— Problem statement —
Look through the lines below; wherever the word "this" appears, copy that line.

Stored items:
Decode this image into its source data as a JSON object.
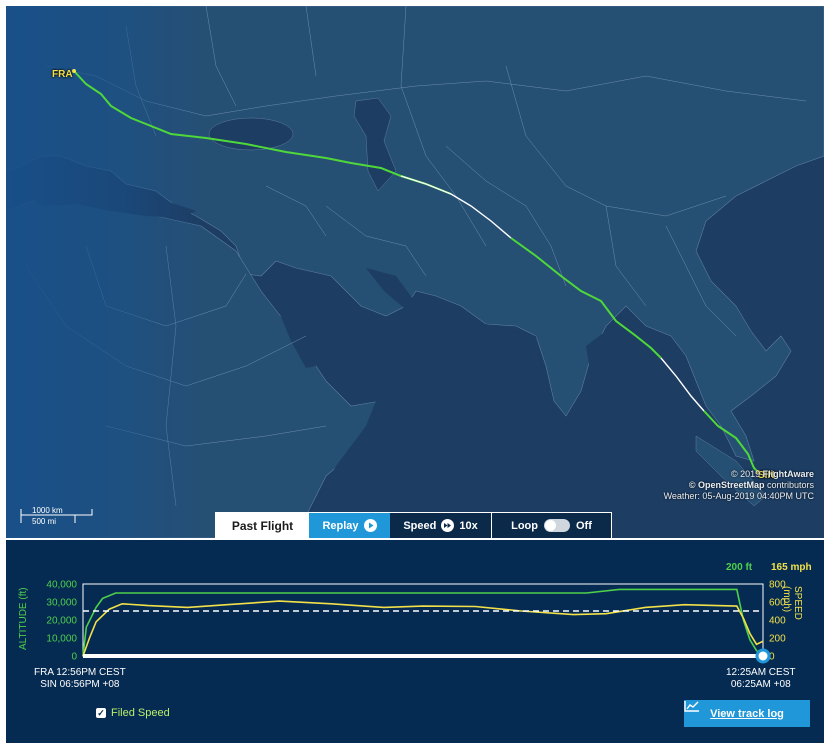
{
  "map": {
    "origin_code": "FRA",
    "destination_code": "SIN",
    "attribution": {
      "line1_prefix": "© 2019 ",
      "line1_brand": "FlightAware",
      "line2_brand": "© OpenStreetMap",
      "line2_suffix": " contributors",
      "weather": "Weather: 05-Aug-2019 04:40PM UTC"
    },
    "scale": {
      "km": "1000 km",
      "mi": "500 mi"
    }
  },
  "controls": {
    "past_flight": "Past Flight",
    "replay": "Replay",
    "speed_label": "Speed",
    "speed_value": "10x",
    "loop_label": "Loop",
    "loop_state": "Off"
  },
  "chart_data": {
    "type": "line",
    "left_axis": {
      "title": "ALTITUDE (ft)",
      "ticks": [
        "40,000",
        "30,000",
        "20,000",
        "10,000",
        "0"
      ],
      "ylim": [
        0,
        40000
      ],
      "color": "#4ed04a"
    },
    "right_axis": {
      "title": "SPEED (mph)",
      "ticks": [
        "800",
        "600",
        "400",
        "200",
        "0"
      ],
      "ylim": [
        0,
        800
      ],
      "color": "#f3e14a"
    },
    "current_altitude": "200 ft",
    "current_speed": "165 mph",
    "series": [
      {
        "name": "Altitude",
        "color": "#4ed04a",
        "x": [
          0,
          0.5,
          2,
          3,
          5,
          8,
          19,
          26,
          34,
          45,
          57,
          66,
          73,
          77,
          82,
          90,
          93,
          100,
          101,
          102,
          103,
          104
        ],
        "y": [
          0,
          16000,
          27000,
          32000,
          35000,
          35000,
          35000,
          35000,
          35000,
          35000,
          35000,
          35000,
          35000,
          35000,
          37000,
          37000,
          37000,
          37000,
          20000,
          9000,
          3000,
          200
        ]
      },
      {
        "name": "Speed",
        "color": "#f3e14a",
        "x": [
          0,
          1,
          2,
          4,
          6,
          10,
          16,
          22,
          30,
          38,
          46,
          52,
          60,
          67,
          75,
          80,
          86,
          92,
          97,
          100,
          101,
          102,
          103,
          104
        ],
        "y": [
          0,
          200,
          380,
          520,
          580,
          560,
          540,
          570,
          610,
          580,
          540,
          555,
          550,
          500,
          460,
          470,
          540,
          570,
          560,
          555,
          420,
          250,
          130,
          165
        ]
      },
      {
        "name": "Filed Speed",
        "color": "#ffffff",
        "x": [
          0,
          104
        ],
        "y": [
          500,
          500
        ]
      }
    ],
    "x_start": {
      "origin": "FRA 12:56PM CEST",
      "destination": "SIN 06:56PM +08"
    },
    "x_end": {
      "origin": "12:25AM CEST",
      "destination": "06:25AM +08"
    }
  },
  "footer": {
    "filed_speed": "Filed Speed",
    "view_track_log": "View track log"
  },
  "colors": {
    "track": "#4fd839",
    "gap": "#ffffff",
    "land": "#264f74",
    "sea": "#1d3d63",
    "night": "#1b4b78",
    "accent": "#1f97d8",
    "panel": "#062b52"
  }
}
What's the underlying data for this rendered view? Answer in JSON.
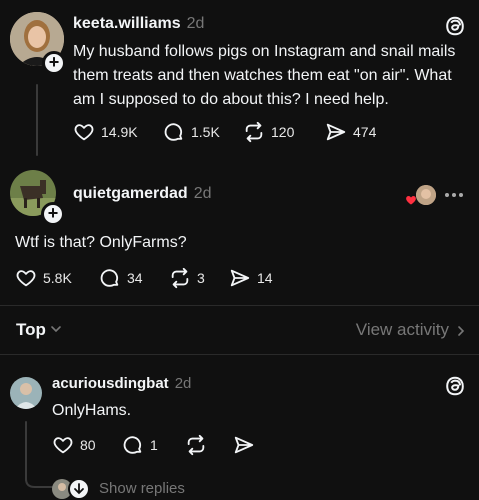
{
  "post1": {
    "username": "keeta.williams",
    "time": "2d",
    "text": "My husband follows pigs on Instagram and snail mails them treats and then watches them eat \"on air\". What am I supposed to do about this? I need help.",
    "likes": "14.9K",
    "comments": "1.5K",
    "reposts": "120",
    "shares": "474"
  },
  "post2": {
    "username": "quietgamerdad",
    "time": "2d",
    "text": "Wtf is that? OnlyFarms?",
    "likes": "5.8K",
    "comments": "34",
    "reposts": "3",
    "shares": "14"
  },
  "sort": {
    "label": "Top",
    "view_activity": "View activity"
  },
  "reply": {
    "username": "acuriousdingbat",
    "time": "2d",
    "text": "OnlyHams.",
    "likes": "80",
    "comments": "1",
    "show_replies": "Show replies"
  },
  "colors": {
    "background": "#101010",
    "text": "#f3f5f7",
    "muted": "#777777",
    "heart": "#ff3040"
  }
}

— Answer box —
Decode this image into its source data as a JSON object.
What's the underlying data for this rendered view? Answer in JSON.
    "text": "My husband follows pigs on Instagram and snail mails them treats and then watches them eat \"on air\". What am I supposed to do about this? I need help.",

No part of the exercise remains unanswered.